I want to look at these seraphim for a moment. You know God is a holy God; the more sin you have the further you distance yourself from Him. That is why Jesus came; to take away our sin so that we would be clean enough to come before the Father. These creatures, these seraphim, are right beside the throne of God, flying just above it. With two of their wings they cover their face as if unworthy to look upon the One on the throne. With two of their wings they cover their feet – or lower bodies as it says in Ezekiel – this was the usual token of reverence in the presence of Eastern monarchs. These mightiest of creatures were humble in the presence of Almighty God. And they continually cry out “Holy, holy, holy is the Lord God Almighty.”
They are still crying that out nearly 1,000 years later in Revelation 4, when John sees them. In fact John says they rest not, night and day from crying out “Holy, Holy, Holy is the Lord God Almighty who was and is and is to come.” THIS is our God. Father, Son and Holy Spirit. Holy, Holy, Holy.
Simon Peter had a similar reaction to Isaiah when He was confronted with the power of God for the first time in Luke 5:1-10. Jesus had been using Simon’s fishing boat to speak to the crowds. When he finished, he told the fishermen to push the boat out into the deep for a catch. Simon informed the [ignorant] preacher that a) you don’t fish during the day, and b) you certainly don’t throw the nets down in the deep not to mention that c) they, the professional fishermen, had been fishing all night and had caught nothing. “However,” Simon says, “let’s see if you can back your fancy words up with something practical.” The result, of course, was that they caught so many fish their nets began to tear, they had to call in extra boats to help haul in the catch and, even then, the boats were in danger of sinking from the weight of the fish.

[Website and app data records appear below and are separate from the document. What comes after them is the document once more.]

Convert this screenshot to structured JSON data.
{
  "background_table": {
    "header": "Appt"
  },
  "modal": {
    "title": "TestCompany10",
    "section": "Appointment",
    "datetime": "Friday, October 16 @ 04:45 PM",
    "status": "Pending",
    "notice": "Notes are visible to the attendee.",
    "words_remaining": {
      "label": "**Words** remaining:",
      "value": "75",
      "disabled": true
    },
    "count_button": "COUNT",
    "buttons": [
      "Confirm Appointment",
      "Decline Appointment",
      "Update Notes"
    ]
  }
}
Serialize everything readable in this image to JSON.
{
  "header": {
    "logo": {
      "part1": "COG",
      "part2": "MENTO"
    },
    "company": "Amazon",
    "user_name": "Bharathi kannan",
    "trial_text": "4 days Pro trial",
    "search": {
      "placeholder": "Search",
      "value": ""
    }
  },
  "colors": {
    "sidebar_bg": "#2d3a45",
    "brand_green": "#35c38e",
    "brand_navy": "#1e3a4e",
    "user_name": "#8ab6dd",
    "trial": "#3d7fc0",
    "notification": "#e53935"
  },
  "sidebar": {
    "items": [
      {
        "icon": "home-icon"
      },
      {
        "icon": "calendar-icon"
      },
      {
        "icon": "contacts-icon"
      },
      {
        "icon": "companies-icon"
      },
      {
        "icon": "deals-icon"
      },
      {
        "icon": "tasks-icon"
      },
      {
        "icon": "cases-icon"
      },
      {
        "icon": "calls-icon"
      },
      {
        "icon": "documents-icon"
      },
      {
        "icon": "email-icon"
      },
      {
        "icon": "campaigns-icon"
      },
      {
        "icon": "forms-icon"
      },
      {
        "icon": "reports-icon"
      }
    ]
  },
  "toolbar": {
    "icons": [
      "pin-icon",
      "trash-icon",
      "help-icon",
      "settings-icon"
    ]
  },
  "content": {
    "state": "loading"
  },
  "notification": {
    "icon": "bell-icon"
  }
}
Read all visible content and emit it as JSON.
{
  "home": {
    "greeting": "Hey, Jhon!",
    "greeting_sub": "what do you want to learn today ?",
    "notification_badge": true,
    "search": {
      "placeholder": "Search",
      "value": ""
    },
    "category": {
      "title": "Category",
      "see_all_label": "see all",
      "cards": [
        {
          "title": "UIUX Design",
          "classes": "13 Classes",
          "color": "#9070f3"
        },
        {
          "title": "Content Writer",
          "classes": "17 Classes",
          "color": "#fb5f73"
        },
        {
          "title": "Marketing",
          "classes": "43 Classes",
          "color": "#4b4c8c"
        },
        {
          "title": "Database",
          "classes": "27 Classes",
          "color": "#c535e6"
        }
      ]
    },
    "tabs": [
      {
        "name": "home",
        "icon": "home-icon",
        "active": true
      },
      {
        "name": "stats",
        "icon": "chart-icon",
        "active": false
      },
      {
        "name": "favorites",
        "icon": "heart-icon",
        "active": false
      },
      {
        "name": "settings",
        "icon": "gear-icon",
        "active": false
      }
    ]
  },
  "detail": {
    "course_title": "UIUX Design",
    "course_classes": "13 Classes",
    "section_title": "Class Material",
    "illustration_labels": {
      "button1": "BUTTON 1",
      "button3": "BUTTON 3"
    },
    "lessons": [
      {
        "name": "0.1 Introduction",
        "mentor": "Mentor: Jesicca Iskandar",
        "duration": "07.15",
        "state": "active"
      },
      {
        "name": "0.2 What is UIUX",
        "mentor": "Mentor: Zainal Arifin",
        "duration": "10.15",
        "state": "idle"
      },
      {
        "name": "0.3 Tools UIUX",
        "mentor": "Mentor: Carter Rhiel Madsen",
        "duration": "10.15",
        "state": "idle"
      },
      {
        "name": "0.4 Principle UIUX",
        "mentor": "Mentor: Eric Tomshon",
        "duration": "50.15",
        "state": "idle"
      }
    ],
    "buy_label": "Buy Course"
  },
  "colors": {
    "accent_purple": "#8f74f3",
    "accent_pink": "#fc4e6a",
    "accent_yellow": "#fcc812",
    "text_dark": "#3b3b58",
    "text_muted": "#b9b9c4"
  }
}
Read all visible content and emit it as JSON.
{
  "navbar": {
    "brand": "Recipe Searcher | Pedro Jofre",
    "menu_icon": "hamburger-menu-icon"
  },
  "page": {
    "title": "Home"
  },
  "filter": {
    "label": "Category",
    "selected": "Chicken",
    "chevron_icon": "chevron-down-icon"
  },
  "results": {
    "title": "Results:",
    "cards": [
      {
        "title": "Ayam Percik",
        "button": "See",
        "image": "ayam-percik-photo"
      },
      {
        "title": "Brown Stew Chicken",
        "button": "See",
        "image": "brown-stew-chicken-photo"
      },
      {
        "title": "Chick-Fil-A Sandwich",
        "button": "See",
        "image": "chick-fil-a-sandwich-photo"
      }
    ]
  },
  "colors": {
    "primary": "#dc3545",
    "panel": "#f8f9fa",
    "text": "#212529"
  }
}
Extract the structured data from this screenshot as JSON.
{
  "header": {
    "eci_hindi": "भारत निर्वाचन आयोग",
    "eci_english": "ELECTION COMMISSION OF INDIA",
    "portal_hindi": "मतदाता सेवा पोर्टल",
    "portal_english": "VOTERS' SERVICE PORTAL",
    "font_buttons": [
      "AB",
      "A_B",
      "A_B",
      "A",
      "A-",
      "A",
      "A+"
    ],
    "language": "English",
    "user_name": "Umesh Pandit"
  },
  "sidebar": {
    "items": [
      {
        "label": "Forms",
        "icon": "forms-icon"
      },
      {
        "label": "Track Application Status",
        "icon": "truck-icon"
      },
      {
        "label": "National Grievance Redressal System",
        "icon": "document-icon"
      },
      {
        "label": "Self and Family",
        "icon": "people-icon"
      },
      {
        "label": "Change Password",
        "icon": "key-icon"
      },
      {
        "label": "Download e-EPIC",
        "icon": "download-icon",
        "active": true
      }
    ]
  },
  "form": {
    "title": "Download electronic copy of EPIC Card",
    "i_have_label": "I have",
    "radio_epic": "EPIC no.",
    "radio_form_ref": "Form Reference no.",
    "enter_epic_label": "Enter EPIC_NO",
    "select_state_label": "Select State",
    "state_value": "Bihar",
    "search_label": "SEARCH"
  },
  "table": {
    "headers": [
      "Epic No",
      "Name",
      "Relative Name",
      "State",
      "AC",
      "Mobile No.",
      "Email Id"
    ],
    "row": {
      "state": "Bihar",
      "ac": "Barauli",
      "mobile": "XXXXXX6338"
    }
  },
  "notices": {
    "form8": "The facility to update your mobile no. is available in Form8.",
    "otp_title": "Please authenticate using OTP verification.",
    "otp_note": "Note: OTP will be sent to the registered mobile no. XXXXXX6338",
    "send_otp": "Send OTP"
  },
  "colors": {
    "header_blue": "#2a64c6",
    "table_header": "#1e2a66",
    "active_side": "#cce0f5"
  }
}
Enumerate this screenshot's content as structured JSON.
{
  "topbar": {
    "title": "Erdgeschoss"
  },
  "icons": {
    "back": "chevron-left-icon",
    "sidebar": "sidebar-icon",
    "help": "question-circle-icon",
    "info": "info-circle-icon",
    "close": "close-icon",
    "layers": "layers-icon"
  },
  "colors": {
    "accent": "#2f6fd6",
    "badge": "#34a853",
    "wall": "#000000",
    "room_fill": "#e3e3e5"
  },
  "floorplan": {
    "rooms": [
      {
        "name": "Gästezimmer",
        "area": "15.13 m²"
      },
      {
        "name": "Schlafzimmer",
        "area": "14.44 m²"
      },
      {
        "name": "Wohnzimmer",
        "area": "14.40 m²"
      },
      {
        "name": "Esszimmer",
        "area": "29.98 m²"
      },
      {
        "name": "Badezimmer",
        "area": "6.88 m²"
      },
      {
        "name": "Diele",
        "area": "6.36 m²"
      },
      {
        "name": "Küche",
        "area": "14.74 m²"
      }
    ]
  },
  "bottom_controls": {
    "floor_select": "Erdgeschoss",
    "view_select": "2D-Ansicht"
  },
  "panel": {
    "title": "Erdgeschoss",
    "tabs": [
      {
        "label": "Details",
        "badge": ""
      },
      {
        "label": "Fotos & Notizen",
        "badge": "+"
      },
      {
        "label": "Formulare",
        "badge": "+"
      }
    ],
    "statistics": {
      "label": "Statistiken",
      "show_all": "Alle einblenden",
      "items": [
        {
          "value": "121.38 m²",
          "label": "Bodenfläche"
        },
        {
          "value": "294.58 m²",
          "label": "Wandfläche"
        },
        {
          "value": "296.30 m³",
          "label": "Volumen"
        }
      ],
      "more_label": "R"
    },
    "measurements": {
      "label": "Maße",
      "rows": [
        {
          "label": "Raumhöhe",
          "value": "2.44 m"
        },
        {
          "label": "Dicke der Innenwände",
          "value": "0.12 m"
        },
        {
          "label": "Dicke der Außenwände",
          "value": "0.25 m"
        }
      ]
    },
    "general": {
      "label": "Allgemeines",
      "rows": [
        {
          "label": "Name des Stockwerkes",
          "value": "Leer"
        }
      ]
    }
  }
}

What was Peter’s reaction to all this? Did he say, “Wow! That’s impressive. I guess you’re not just all talk and no action.”? Did he say, “How did you do that?” Not at all. What he actually did was to fall at Jesus’ feet and say, “Depart from me, I am a sinful man.” And we rock up to church with a “howdie doodie Jesus” attitude almost as if we are the ones doing Him a favour by coming. Oh, the church has lost its power and authority because we have lost the fear and awe of the Lord. In Proverbs 1:7, when it says, “The FEAR of the Lord is the beginning of wisdom,” the word used is יָרֵא (yir-aw) and only twice in the Tanach is it translated ‘reverence’. In all other instances it is translated in various permutations of ‘fear’, ‘dread’ and ‘terrible’. As in dreadful, exceedingly afraid.
I want to leave you with a question. Could it be that in our modern presumption, and maybe a consequence our 21st Century theology where grace trumps obedience, that we have lost our understanding of, reverence for, and hunger for the holiness of God? In the song I Can Only Imagine, the lyrics ask, “Will I stand in your presence, or to my knees will I fall? Will I sing hallelujah? Will I be able to speak at all?” I’m thinking the latter, like Jesus’ actual ‘bestie’, John, the beloved disciple, when he sees the Lord in Revelation 1:17, I will most likely “[fall] at his feet as though dead.”
Ask the Lord for a greater revelation of His holiness and come back to “the heart of worship” where “it’s all about Him”.